**Source records**
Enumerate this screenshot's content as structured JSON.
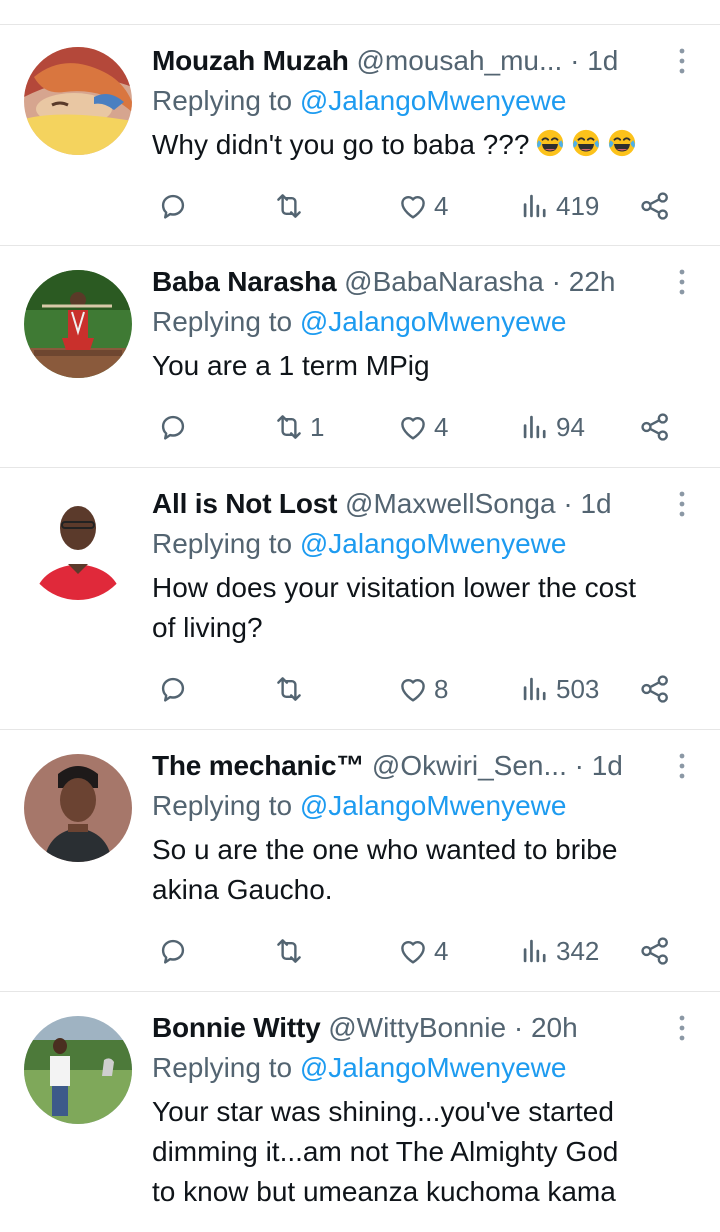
{
  "reply_prefix": "Replying to",
  "tweets": [
    {
      "name": "Mouzah Muzah",
      "handle": "@mousah_mu...",
      "separator": "·",
      "time": "1d",
      "replying_to": "@JalangoMwenyewe",
      "text": "Why didn't you go to baba ???",
      "emojis": [
        "face-with-tears-of-joy",
        "face-with-tears-of-joy",
        "face-with-tears-of-joy"
      ],
      "replies": "",
      "retweets": "",
      "likes": "4",
      "views": "419"
    },
    {
      "name": "Baba Narasha",
      "handle": "@BabaNarasha",
      "separator": "·",
      "time": "22h",
      "replying_to": "@JalangoMwenyewe",
      "text": "You are a 1 term MPig",
      "replies": "",
      "retweets": "1",
      "likes": "4",
      "views": "94"
    },
    {
      "name": "All is Not Lost",
      "handle": "@MaxwellSonga",
      "separator": "·",
      "time": "1d",
      "replying_to": "@JalangoMwenyewe",
      "text_lines": [
        "How does your visitation lower the cost",
        "of living?"
      ],
      "replies": "",
      "retweets": "",
      "likes": "8",
      "views": "503"
    },
    {
      "name": "The mechanic™",
      "handle": "@Okwiri_Sen...",
      "separator": "·",
      "time": "1d",
      "replying_to": "@JalangoMwenyewe",
      "text_lines": [
        "So u are the one who wanted to bribe",
        "akina Gaucho."
      ],
      "replies": "",
      "retweets": "",
      "likes": "4",
      "views": "342"
    },
    {
      "name": "Bonnie Witty",
      "handle": "@WittyBonnie",
      "separator": "·",
      "time": "20h",
      "replying_to": "@JalangoMwenyewe",
      "text_lines": [
        "Your star was shining...you've started",
        "dimming it...am not The Almighty God",
        "to know but umeanza kuchoma kama"
      ]
    }
  ],
  "colors": {
    "text": "#0f1419",
    "secondary": "#536471",
    "link": "#1d9bf0",
    "divider": "#e6e6e6"
  },
  "icons": [
    "reply-icon",
    "retweet-icon",
    "like-icon",
    "views-icon",
    "share-icon",
    "more-icon"
  ]
}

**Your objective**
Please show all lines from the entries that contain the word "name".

**Result of the exercise**
      "name": "Mouzah Muzah",
      "name": "Baba Narasha",
      "name": "All is Not Lost",
      "name": "The mechanic™",
      "name": "Bonnie Witty",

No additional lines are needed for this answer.